In conclusion, what we have done is to provide a “Gordian knot”-type of solution to color/quark confinement. We assume only that: 1) QCD is the correct theory of quark-field interactions 2) particles (quanta) are represented by a and a† which leads directly to the result that QCD can have no elementary quanta (gluons). If a specific fundamental quantum does not exist within a certain (supposedly correct) theory, it neither can be detected in experiments. As the quark fields always generate color fields, which in turn act as sources of other color fields, the quark fields can never be considered to be noninteracting. Hence no expansion in harmonic oscillator modes is possible, which means that no quark field quanta (quarks) can exist. Only if I) QCD is wrong, or II) quanta are not necessarily described by harmonic oscillator modes (which would mean that Einstein’s relation E = h ¯ ω does not hold), or both, can gluons and quarks exist as physical particles. In geometrical terms the curvature of Yang-Mills (color) space makes quarks (as particles) impossible. This proves that the theory of QCD automatically forbids particles with color charge, hence implying color (gluon/quark) “confinement”. In a way, there is nothing to confine in terms of particles.

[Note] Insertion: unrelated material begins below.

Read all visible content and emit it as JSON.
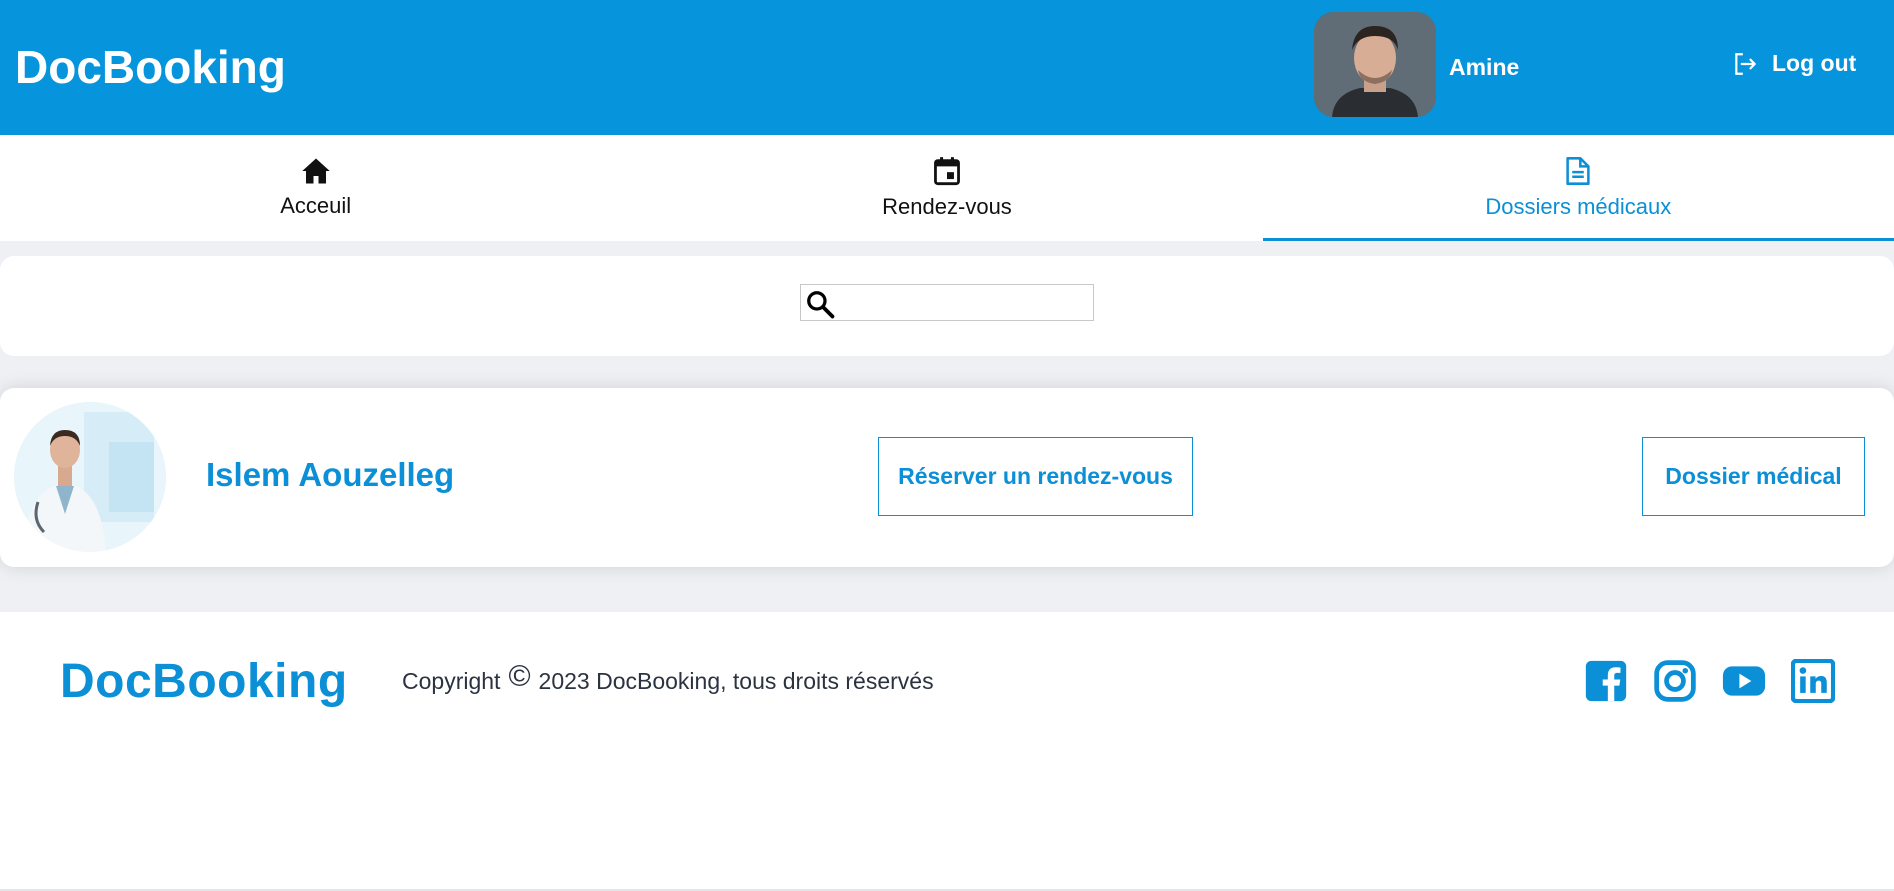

References [1] M. Bander, Phys. Rep. 75, 205 (1981). [2] J.D. Bjorken, S.D. Drell, Relativistic Quantum Fields, pp. 26-32, McGraw-Hill, New York (1965). [3] N.D. Birrell, P.C.W. Davies, Quantum Fields in Curved Space, Cambridge University Press, Cambridge (1982). [4] P.C.W. Davies, “Particles do not Exist”, pp. 66-77 in Quantum Theory of Gravity: Essays in honor of the 60th birthday of Bryce S. DeWitt, Ed. Steven M. Christensen, Adam Hilger, Bristol (1984). [5] C. Nash, S. Sen, Topology and Geometry for Physicists, pp. 194-96, Academic Press, London (1983).


Suggest Documents